The World Needs Our Universities

Oxford BodleianOur universities in America are the envy of the world. There are a lot of nations making every effort to catch up, China perhaps chief among them, but we remain at the top for access, research, creativity, and productivity. Actually affordability, believe it or not, ranks high too, given our aggressive approaches to financial aid. A healthy society depends on its universities.

How then do we account for the relentless attacks we witness almost daily: new books, new articles, nasty shots by commentators, all touting, sometimes gleefully, the imminent demise of the university?

Well, there is a real fear loose across the land.

There is fear among parents that their sons and daughters will not be able to afford to go to college. There is fear on the part of university leaders that we are bankrupting our institutions by discounting too deeply. There is fear that our universities are stuck in mud of political correctness. There is fear of wastefulness in the system of higher education. There is fear that the sons and daughters of our society are being educated by a protected, isolated, sometimes arrogant class.

All of this needs more nuanced examination, some of it balanced with facts, but there is enough truth here to cause legitimate fear.

So, what needs to be done?

The first step is brutal honesty. The economic model of the university is stretched to limits that are not sustainable. The notion of dramatically increasing prices, over decades, offset by massive discounting for financial aid, will eventually break the budgetary back. We are close. We also must be very cautious about our reliance on federal and state financial aid, because both the feds and the states give clear signals they want out of the business. There are also signals of increasing intrusion on religious freedom.

Here’s my opinion on this first step: While honest cost assessment is vitally necessary, fresh strategies for new revenue are the only viable answer to the broken economic model. I am a big believer that stunning advancement in educational technology is part of the answer. It will take openness on the part of leaders and faculty,  attempts and risks and even failures, but this is one part of the direction forward.

The second step is an aggressive reassessment of the mission of the university. We are dead in the water if we can’t articulate clearly the deeper value of what we have to offer. It’s time to clean out the things that don’t contribute to a clear mission, but we must first define that mission in crystal clear terms. And of course this mission must have the ring of true value to our students and our society. Every university must communicate with compelling power its distinctive value.

One note of caution. There are strong pressures these days to narrow our mission in terms of skills alone—at the moment skills in science, technology, math, computer science, and such. While I agree with some of this emphasis, my bias tilts in broader directions. We cannot focus too narrowly. We cannot, for example, neglect the need for sophisticated writing and reading, nor can we neglect careful reading of the texts that reside in the realms of history, literature, art, philosophy, and theology. These texts are the foundations on which civilization is built. Skills will take us only part way toward a flourishing society.

Finally, it is true that the academy has been captured over time by a secularist agenda. Religion has been airbrushed out of the curriculum of most universities. God has been banished from the quad. In its place we find a new orthodoxy of philosophical materialism, a kind of supposed neutrality that leads to sheer relativism and nasty nihilism. Good grief, with a society coming apart at the seams from the utter neglect of things like religion, family, marriage, hard work, and community, it is time for significant revision of the way we build our curricula. The Christian university can serve as a model here. The secular universities must listen up.

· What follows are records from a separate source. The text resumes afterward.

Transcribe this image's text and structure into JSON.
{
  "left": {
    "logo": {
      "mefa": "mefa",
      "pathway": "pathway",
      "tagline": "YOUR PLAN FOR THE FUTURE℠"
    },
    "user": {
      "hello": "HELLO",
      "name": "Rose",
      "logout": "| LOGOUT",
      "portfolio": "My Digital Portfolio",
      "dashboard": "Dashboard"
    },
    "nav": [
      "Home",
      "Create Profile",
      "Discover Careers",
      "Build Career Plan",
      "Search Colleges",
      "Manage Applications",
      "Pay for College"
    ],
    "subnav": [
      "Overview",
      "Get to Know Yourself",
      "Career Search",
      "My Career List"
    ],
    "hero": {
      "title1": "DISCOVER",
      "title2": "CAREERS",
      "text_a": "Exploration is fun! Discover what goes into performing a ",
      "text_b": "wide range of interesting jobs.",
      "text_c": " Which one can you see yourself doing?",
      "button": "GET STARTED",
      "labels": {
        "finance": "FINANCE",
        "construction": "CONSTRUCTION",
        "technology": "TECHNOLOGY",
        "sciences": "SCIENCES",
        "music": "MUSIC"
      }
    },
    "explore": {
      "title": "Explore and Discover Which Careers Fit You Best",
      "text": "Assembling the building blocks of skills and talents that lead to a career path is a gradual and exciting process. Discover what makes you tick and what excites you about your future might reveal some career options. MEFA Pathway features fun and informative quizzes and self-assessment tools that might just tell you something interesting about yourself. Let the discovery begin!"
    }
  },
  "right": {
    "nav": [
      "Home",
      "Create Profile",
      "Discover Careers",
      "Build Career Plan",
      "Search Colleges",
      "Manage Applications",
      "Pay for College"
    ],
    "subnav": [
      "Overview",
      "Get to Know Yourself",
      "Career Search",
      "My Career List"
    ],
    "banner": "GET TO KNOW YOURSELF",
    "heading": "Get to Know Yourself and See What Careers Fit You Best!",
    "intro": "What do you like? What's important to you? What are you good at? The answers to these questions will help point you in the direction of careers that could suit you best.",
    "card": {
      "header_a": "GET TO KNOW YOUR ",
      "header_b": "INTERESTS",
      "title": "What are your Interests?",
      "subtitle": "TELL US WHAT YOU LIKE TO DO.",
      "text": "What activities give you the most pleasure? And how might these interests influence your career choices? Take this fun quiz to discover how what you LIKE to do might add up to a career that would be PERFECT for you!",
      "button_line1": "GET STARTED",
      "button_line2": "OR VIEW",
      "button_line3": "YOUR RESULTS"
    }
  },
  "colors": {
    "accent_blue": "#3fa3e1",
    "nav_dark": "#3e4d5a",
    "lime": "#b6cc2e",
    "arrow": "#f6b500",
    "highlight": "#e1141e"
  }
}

In all of this, two things are critically important: First, we must preserve an allegiance to the best of what has been thought and written throughout the ages; Two, we must keep our eye on the needs of a changing world. The university must seek to contribute to better lives and a better world, but it must do so in light of the ancient paths traveled so far.

Our moment in the grand history of the university requires hard-headed, fast-moving, even radical innovation. If we do this right, the future of the university will exceed even the best we can imagine.

And let us remember: The world needs our universities.